Organized Labor is Finally Making a Comeback in the United States
Organized labor saw deep declines in membership and popularity starting in the late 1970s and continuing into the 1980s, 90s and early 2000s caused by the offshoring of manufacturing jobs, automation, and changes in labor laws that favored management. At the peak of the union movement in the 1950s, more than a third of American workers belonged to one, but by 2020 only about 6% of workers in the private sector held a union card.
However, this year may mark the beginning of a renaissance for organized labor. And it's happening in some unexpected sectors of the economy.
New York Times: "The United States is seeing a revival in union membership. In the last six months, the National Labor Relations Board has recorded a 60 percent increase in workers filing for petitions that allow for union elections to take place."

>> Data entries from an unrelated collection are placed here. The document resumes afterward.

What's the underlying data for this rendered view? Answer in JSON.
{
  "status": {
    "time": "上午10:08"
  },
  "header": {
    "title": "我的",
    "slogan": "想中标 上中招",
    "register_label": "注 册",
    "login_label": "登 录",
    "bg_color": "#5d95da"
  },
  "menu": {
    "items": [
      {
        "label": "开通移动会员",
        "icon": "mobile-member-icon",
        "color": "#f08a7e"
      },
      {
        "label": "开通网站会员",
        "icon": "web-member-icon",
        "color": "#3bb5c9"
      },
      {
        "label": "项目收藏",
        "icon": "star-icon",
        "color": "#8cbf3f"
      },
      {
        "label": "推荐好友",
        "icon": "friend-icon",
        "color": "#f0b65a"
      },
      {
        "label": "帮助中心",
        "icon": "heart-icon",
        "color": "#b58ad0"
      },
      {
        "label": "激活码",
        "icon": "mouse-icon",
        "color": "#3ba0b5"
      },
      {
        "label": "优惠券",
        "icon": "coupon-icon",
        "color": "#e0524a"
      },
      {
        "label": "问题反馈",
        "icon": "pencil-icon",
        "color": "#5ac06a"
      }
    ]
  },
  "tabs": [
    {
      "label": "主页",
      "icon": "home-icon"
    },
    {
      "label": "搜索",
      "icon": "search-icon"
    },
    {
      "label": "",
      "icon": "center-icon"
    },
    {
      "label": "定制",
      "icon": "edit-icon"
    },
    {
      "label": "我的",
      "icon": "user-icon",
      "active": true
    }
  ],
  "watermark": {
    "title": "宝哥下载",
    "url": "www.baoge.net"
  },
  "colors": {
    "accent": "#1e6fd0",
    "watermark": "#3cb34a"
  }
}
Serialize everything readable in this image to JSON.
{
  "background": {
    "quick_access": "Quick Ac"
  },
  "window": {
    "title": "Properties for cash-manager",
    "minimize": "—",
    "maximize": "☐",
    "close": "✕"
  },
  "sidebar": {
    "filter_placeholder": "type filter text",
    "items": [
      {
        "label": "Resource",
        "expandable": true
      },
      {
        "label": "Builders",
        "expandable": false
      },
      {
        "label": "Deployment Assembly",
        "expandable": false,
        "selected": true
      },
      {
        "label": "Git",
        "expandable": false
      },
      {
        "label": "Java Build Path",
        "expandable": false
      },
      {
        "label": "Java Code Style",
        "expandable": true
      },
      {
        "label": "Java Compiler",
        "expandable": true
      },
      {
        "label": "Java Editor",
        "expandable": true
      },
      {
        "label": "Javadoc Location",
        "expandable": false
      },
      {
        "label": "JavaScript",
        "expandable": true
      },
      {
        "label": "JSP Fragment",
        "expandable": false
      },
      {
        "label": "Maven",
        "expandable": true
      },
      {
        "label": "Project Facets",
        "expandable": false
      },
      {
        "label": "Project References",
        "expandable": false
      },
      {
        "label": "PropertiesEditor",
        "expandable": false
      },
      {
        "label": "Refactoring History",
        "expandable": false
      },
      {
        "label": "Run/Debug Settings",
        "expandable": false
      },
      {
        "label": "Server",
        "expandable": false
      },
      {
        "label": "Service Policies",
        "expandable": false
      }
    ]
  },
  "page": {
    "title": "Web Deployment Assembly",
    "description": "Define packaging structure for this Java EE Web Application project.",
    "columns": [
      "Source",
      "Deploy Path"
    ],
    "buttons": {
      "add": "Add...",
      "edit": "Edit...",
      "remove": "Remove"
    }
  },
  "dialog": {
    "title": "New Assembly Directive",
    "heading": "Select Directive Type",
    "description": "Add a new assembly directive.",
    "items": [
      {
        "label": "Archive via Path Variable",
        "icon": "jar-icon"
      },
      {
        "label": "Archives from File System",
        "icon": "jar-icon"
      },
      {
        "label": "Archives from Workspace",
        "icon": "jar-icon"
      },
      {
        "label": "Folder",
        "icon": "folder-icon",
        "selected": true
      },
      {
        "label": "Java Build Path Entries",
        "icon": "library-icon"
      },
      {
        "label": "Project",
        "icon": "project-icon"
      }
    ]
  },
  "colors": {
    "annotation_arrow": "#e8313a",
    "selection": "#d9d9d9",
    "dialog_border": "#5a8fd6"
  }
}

Washington Post: "A red-hot labor market that has afforded workers more bargaining power with employers is fueling a string of recent union victories at high-profile U.S. companies. Workers have voted to unionize for the first time in recent weeks at Trader Joe’s and Chipotle. Unions have also made significant inroads at Amazon, Starbucks, Apple and REI, employers that have long resisted unionization."
Americans are also more supportive of the labor movement than they have been for decades. In a Gallup poll released this week, 71% of Americans approve of unions, matching a 53-year high, according to the polling organization.
There are a variety of reasons for union resurgence. Low unemployment is certainly part of it. However, there is also a growing understanding that after Donald Trump's corporate tax cuts in 2017 America's largest companies are awash in cash and that most of it is going to executive pay and stock buybacks which enrich management and stockholders rather than workers. And, unions now also have a friend in the White House.
Yahoo News: "President Biden has repeatedly pledged to be the “most pro-union president” in American history and has staffed his administration with a long list of pro-labor appointees, including naming a former union leader as his secretary of labor."
Organized labor will probably never recapture the stature it enjoyed in the 1950s, but it may find its voice again to influence public policy at the state and federal levels. America's workers need a revitalized champion to lobby for policies that address the nation's growing income inequality.
Happy Labor Day!
By: Don Lam & Curated Content